> **Problem description**
Retype all data exactly as given. Pictures should not be retyped.
Supplied data below:
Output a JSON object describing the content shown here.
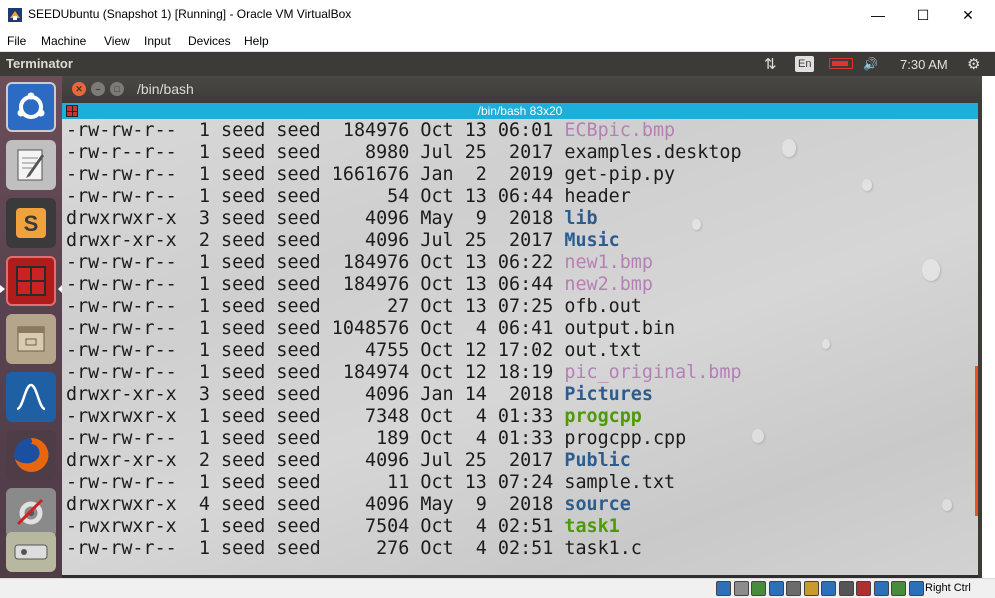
{
  "host_window": {
    "title": "SEEDUbuntu (Snapshot 1) [Running] - Oracle VM VirtualBox",
    "controls": {
      "minimize": "—",
      "maximize": "☐",
      "close": "✕"
    },
    "menu": [
      "File",
      "Machine",
      "View",
      "Input",
      "Devices",
      "Help"
    ]
  },
  "ubuntu_panel": {
    "app_title": "Terminator",
    "language": "En",
    "time": "7:30 AM",
    "icons": {
      "network": "⇅",
      "volume": "🔊",
      "settings": "⚙"
    }
  },
  "launcher": {
    "items": [
      {
        "name": "ubuntu-dash",
        "color": "#2b6bc4",
        "glyph": "◎"
      },
      {
        "name": "text-editor",
        "color": "#a9a9a9",
        "glyph": "✎"
      },
      {
        "name": "sublime-text",
        "color": "#3a3a3a",
        "glyph": "S"
      },
      {
        "name": "terminator",
        "color": "#b01c1c",
        "glyph": "▦"
      },
      {
        "name": "file-manager",
        "color": "#b5a58a",
        "glyph": "▭"
      },
      {
        "name": "wireshark",
        "color": "#1f5fa3",
        "glyph": "∿"
      },
      {
        "name": "firefox",
        "color": "#e8660d",
        "glyph": "◉"
      },
      {
        "name": "system-settings",
        "color": "#8a8a8a",
        "glyph": "⚙"
      }
    ]
  },
  "terminator": {
    "window_title": "/bin/bash",
    "tab_title": "/bin/bash 83x20",
    "colors": {
      "bmp": "#b580b5",
      "dir": "#2d5d8f",
      "exe": "#4e9a06",
      "plain": "#1c1c1c"
    },
    "listing": [
      {
        "perm": "-rw-rw-r--",
        "links": "1",
        "owner": "seed",
        "group": "seed",
        "size": "184976",
        "month": "Oct",
        "day": "13",
        "time": "06:01",
        "name": "ECBpic.bmp",
        "kind": "bmp"
      },
      {
        "perm": "-rw-r--r--",
        "links": "1",
        "owner": "seed",
        "group": "seed",
        "size": "8980",
        "month": "Jul",
        "day": "25",
        "time": "2017",
        "name": "examples.desktop",
        "kind": "plain"
      },
      {
        "perm": "-rw-rw-r--",
        "links": "1",
        "owner": "seed",
        "group": "seed",
        "size": "1661676",
        "month": "Jan",
        "day": "2",
        "time": "2019",
        "name": "get-pip.py",
        "kind": "plain"
      },
      {
        "perm": "-rw-rw-r--",
        "links": "1",
        "owner": "seed",
        "group": "seed",
        "size": "54",
        "month": "Oct",
        "day": "13",
        "time": "06:44",
        "name": "header",
        "kind": "plain"
      },
      {
        "perm": "drwxrwxr-x",
        "links": "3",
        "owner": "seed",
        "group": "seed",
        "size": "4096",
        "month": "May",
        "day": "9",
        "time": "2018",
        "name": "lib",
        "kind": "dir"
      },
      {
        "perm": "drwxr-xr-x",
        "links": "2",
        "owner": "seed",
        "group": "seed",
        "size": "4096",
        "month": "Jul",
        "day": "25",
        "time": "2017",
        "name": "Music",
        "kind": "dir"
      },
      {
        "perm": "-rw-rw-r--",
        "links": "1",
        "owner": "seed",
        "group": "seed",
        "size": "184976",
        "month": "Oct",
        "day": "13",
        "time": "06:22",
        "name": "new1.bmp",
        "kind": "bmp"
      },
      {
        "perm": "-rw-rw-r--",
        "links": "1",
        "owner": "seed",
        "group": "seed",
        "size": "184976",
        "month": "Oct",
        "day": "13",
        "time": "06:44",
        "name": "new2.bmp",
        "kind": "bmp"
      },
      {
        "perm": "-rw-rw-r--",
        "links": "1",
        "owner": "seed",
        "group": "seed",
        "size": "27",
        "month": "Oct",
        "day": "13",
        "time": "07:25",
        "name": "ofb.out",
        "kind": "plain"
      },
      {
        "perm": "-rw-rw-r--",
        "links": "1",
        "owner": "seed",
        "group": "seed",
        "size": "1048576",
        "month": "Oct",
        "day": "4",
        "time": "06:41",
        "name": "output.bin",
        "kind": "plain"
      },
      {
        "perm": "-rw-rw-r--",
        "links": "1",
        "owner": "seed",
        "group": "seed",
        "size": "4755",
        "month": "Oct",
        "day": "12",
        "time": "17:02",
        "name": "out.txt",
        "kind": "plain"
      },
      {
        "perm": "-rw-rw-r--",
        "links": "1",
        "owner": "seed",
        "group": "seed",
        "size": "184974",
        "month": "Oct",
        "day": "12",
        "time": "18:19",
        "name": "pic_original.bmp",
        "kind": "bmp"
      },
      {
        "perm": "drwxr-xr-x",
        "links": "3",
        "owner": "seed",
        "group": "seed",
        "size": "4096",
        "month": "Jan",
        "day": "14",
        "time": "2018",
        "name": "Pictures",
        "kind": "dir"
      },
      {
        "perm": "-rwxrwxr-x",
        "links": "1",
        "owner": "seed",
        "group": "seed",
        "size": "7348",
        "month": "Oct",
        "day": "4",
        "time": "01:33",
        "name": "progcpp",
        "kind": "exe"
      },
      {
        "perm": "-rw-rw-r--",
        "links": "1",
        "owner": "seed",
        "group": "seed",
        "size": "189",
        "month": "Oct",
        "day": "4",
        "time": "01:33",
        "name": "progcpp.cpp",
        "kind": "plain"
      },
      {
        "perm": "drwxr-xr-x",
        "links": "2",
        "owner": "seed",
        "group": "seed",
        "size": "4096",
        "month": "Jul",
        "day": "25",
        "time": "2017",
        "name": "Public",
        "kind": "dir"
      },
      {
        "perm": "-rw-rw-r--",
        "links": "1",
        "owner": "seed",
        "group": "seed",
        "size": "11",
        "month": "Oct",
        "day": "13",
        "time": "07:24",
        "name": "sample.txt",
        "kind": "plain"
      },
      {
        "perm": "drwxrwxr-x",
        "links": "4",
        "owner": "seed",
        "group": "seed",
        "size": "4096",
        "month": "May",
        "day": "9",
        "time": "2018",
        "name": "source",
        "kind": "dir"
      },
      {
        "perm": "-rwxrwxr-x",
        "links": "1",
        "owner": "seed",
        "group": "seed",
        "size": "7504",
        "month": "Oct",
        "day": "4",
        "time": "02:51",
        "name": "task1",
        "kind": "exe"
      },
      {
        "perm": "-rw-rw-r--",
        "links": "1",
        "owner": "seed",
        "group": "seed",
        "size": "276",
        "month": "Oct",
        "day": "4",
        "time": "02:51",
        "name": "task1.c",
        "kind": "plain"
      }
    ]
  },
  "status_bar": {
    "host_key": "Right Ctrl",
    "icons": [
      "hard-disk",
      "optical-drive",
      "audio",
      "network",
      "usb",
      "shared-folders",
      "display",
      "video-capture",
      "recording",
      "virtualization",
      "guest-additions",
      "mouse-integration"
    ]
  }
}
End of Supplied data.
> **Written reply**
Output a JSON object describing the content shown here.
{
  "host_window": {
    "title": "SEEDUbuntu (Snapshot 1) [Running] - Oracle VM VirtualBox",
    "controls": {
      "minimize": "—",
      "maximize": "☐",
      "close": "✕"
    },
    "menu": [
      "File",
      "Machine",
      "View",
      "Input",
      "Devices",
      "Help"
    ]
  },
  "ubuntu_panel": {
    "app_title": "Terminator",
    "language": "En",
    "time": "7:30 AM",
    "icons": {
      "network": "⇅",
      "volume": "🔊",
      "settings": "⚙"
    }
  },
  "launcher": {
    "items": [
      {
        "name": "ubuntu-dash",
        "color": "#2b6bc4",
        "glyph": "◎"
      },
      {
        "name": "text-editor",
        "color": "#a9a9a9",
        "glyph": "✎"
      },
      {
        "name": "sublime-text",
        "color": "#3a3a3a",
        "glyph": "S"
      },
      {
        "name": "terminator",
        "color": "#b01c1c",
        "glyph": "▦"
      },
      {
        "name": "file-manager",
        "color": "#b5a58a",
        "glyph": "▭"
      },
      {
        "name": "wireshark",
        "color": "#1f5fa3",
        "glyph": "∿"
      },
      {
        "name": "firefox",
        "color": "#e8660d",
        "glyph": "◉"
      },
      {
        "name": "system-settings",
        "color": "#8a8a8a",
        "glyph": "⚙"
      }
    ]
  },
  "terminator": {
    "window_title": "/bin/bash",
    "tab_title": "/bin/bash 83x20",
    "colors": {
      "bmp": "#b580b5",
      "dir": "#2d5d8f",
      "exe": "#4e9a06",
      "plain": "#1c1c1c"
    },
    "listing": [
      {
        "perm": "-rw-rw-r--",
        "links": "1",
        "owner": "seed",
        "group": "seed",
        "size": "184976",
        "month": "Oct",
        "day": "13",
        "time": "06:01",
        "name": "ECBpic.bmp",
        "kind": "bmp"
      },
      {
        "perm": "-rw-r--r--",
        "links": "1",
        "owner": "seed",
        "group": "seed",
        "size": "8980",
        "month": "Jul",
        "day": "25",
        "time": "2017",
        "name": "examples.desktop",
        "kind": "plain"
      },
      {
        "perm": "-rw-rw-r--",
        "links": "1",
        "owner": "seed",
        "group": "seed",
        "size": "1661676",
        "month": "Jan",
        "day": "2",
        "time": "2019",
        "name": "get-pip.py",
        "kind": "plain"
      },
      {
        "perm": "-rw-rw-r--",
        "links": "1",
        "owner": "seed",
        "group": "seed",
        "size": "54",
        "month": "Oct",
        "day": "13",
        "time": "06:44",
        "name": "header",
        "kind": "plain"
      },
      {
        "perm": "drwxrwxr-x",
        "links": "3",
        "owner": "seed",
        "group": "seed",
        "size": "4096",
        "month": "May",
        "day": "9",
        "time": "2018",
        "name": "lib",
        "kind": "dir"
      },
      {
        "perm": "drwxr-xr-x",
        "links": "2",
        "owner": "seed",
        "group": "seed",
        "size": "4096",
        "month": "Jul",
        "day": "25",
        "time": "2017",
        "name": "Music",
        "kind": "dir"
      },
      {
        "perm": "-rw-rw-r--",
        "links": "1",
        "owner": "seed",
        "group": "seed",
        "size": "184976",
        "month": "Oct",
        "day": "13",
        "time": "06:22",
        "name": "new1.bmp",
        "kind": "bmp"
      },
      {
        "perm": "-rw-rw-r--",
        "links": "1",
        "owner": "seed",
        "group": "seed",
        "size": "184976",
        "month": "Oct",
        "day": "13",
        "time": "06:44",
        "name": "new2.bmp",
        "kind": "bmp"
      },
      {
        "perm": "-rw-rw-r--",
        "links": "1",
        "owner": "seed",
        "group": "seed",
        "size": "27",
        "month": "Oct",
        "day": "13",
        "time": "07:25",
        "name": "ofb.out",
        "kind": "plain"
      },
      {
        "perm": "-rw-rw-r--",
        "links": "1",
        "owner": "seed",
        "group": "seed",
        "size": "1048576",
        "month": "Oct",
        "day": "4",
        "time": "06:41",
        "name": "output.bin",
        "kind": "plain"
      },
      {
        "perm": "-rw-rw-r--",
        "links": "1",
        "owner": "seed",
        "group": "seed",
        "size": "4755",
        "month": "Oct",
        "day": "12",
        "time": "17:02",
        "name": "out.txt",
        "kind": "plain"
      },
      {
        "perm": "-rw-rw-r--",
        "links": "1",
        "owner": "seed",
        "group": "seed",
        "size": "184974",
        "month": "Oct",
        "day": "12",
        "time": "18:19",
        "name": "pic_original.bmp",
        "kind": "bmp"
      },
      {
        "perm": "drwxr-xr-x",
        "links": "3",
        "owner": "seed",
        "group": "seed",
        "size": "4096",
        "month": "Jan",
        "day": "14",
        "time": "2018",
        "name": "Pictures",
        "kind": "dir"
      },
      {
        "perm": "-rwxrwxr-x",
        "links": "1",
        "owner": "seed",
        "group": "seed",
        "size": "7348",
        "month": "Oct",
        "day": "4",
        "time": "01:33",
        "name": "progcpp",
        "kind": "exe"
      },
      {
        "perm": "-rw-rw-r--",
        "links": "1",
        "owner": "seed",
        "group": "seed",
        "size": "189",
        "month": "Oct",
        "day": "4",
        "time": "01:33",
        "name": "progcpp.cpp",
        "kind": "plain"
      },
      {
        "perm": "drwxr-xr-x",
        "links": "2",
        "owner": "seed",
        "group": "seed",
        "size": "4096",
        "month": "Jul",
        "day": "25",
        "time": "2017",
        "name": "Public",
        "kind": "dir"
      },
      {
        "perm": "-rw-rw-r--",
        "links": "1",
        "owner": "seed",
        "group": "seed",
        "size": "11",
        "month": "Oct",
        "day": "13",
        "time": "07:24",
        "name": "sample.txt",
        "kind": "plain"
      },
      {
        "perm": "drwxrwxr-x",
        "links": "4",
        "owner": "seed",
        "group": "seed",
        "size": "4096",
        "month": "May",
        "day": "9",
        "time": "2018",
        "name": "source",
        "kind": "dir"
      },
      {
        "perm": "-rwxrwxr-x",
        "links": "1",
        "owner": "seed",
        "group": "seed",
        "size": "7504",
        "month": "Oct",
        "day": "4",
        "time": "02:51",
        "name": "task1",
        "kind": "exe"
      },
      {
        "perm": "-rw-rw-r--",
        "links": "1",
        "owner": "seed",
        "group": "seed",
        "size": "276",
        "month": "Oct",
        "day": "4",
        "time": "02:51",
        "name": "task1.c",
        "kind": "plain"
      }
    ]
  },
  "status_bar": {
    "host_key": "Right Ctrl",
    "icons": [
      "hard-disk",
      "optical-drive",
      "audio",
      "network",
      "usb",
      "shared-folders",
      "display",
      "video-capture",
      "recording",
      "virtualization",
      "guest-additions",
      "mouse-integration"
    ]
  }
}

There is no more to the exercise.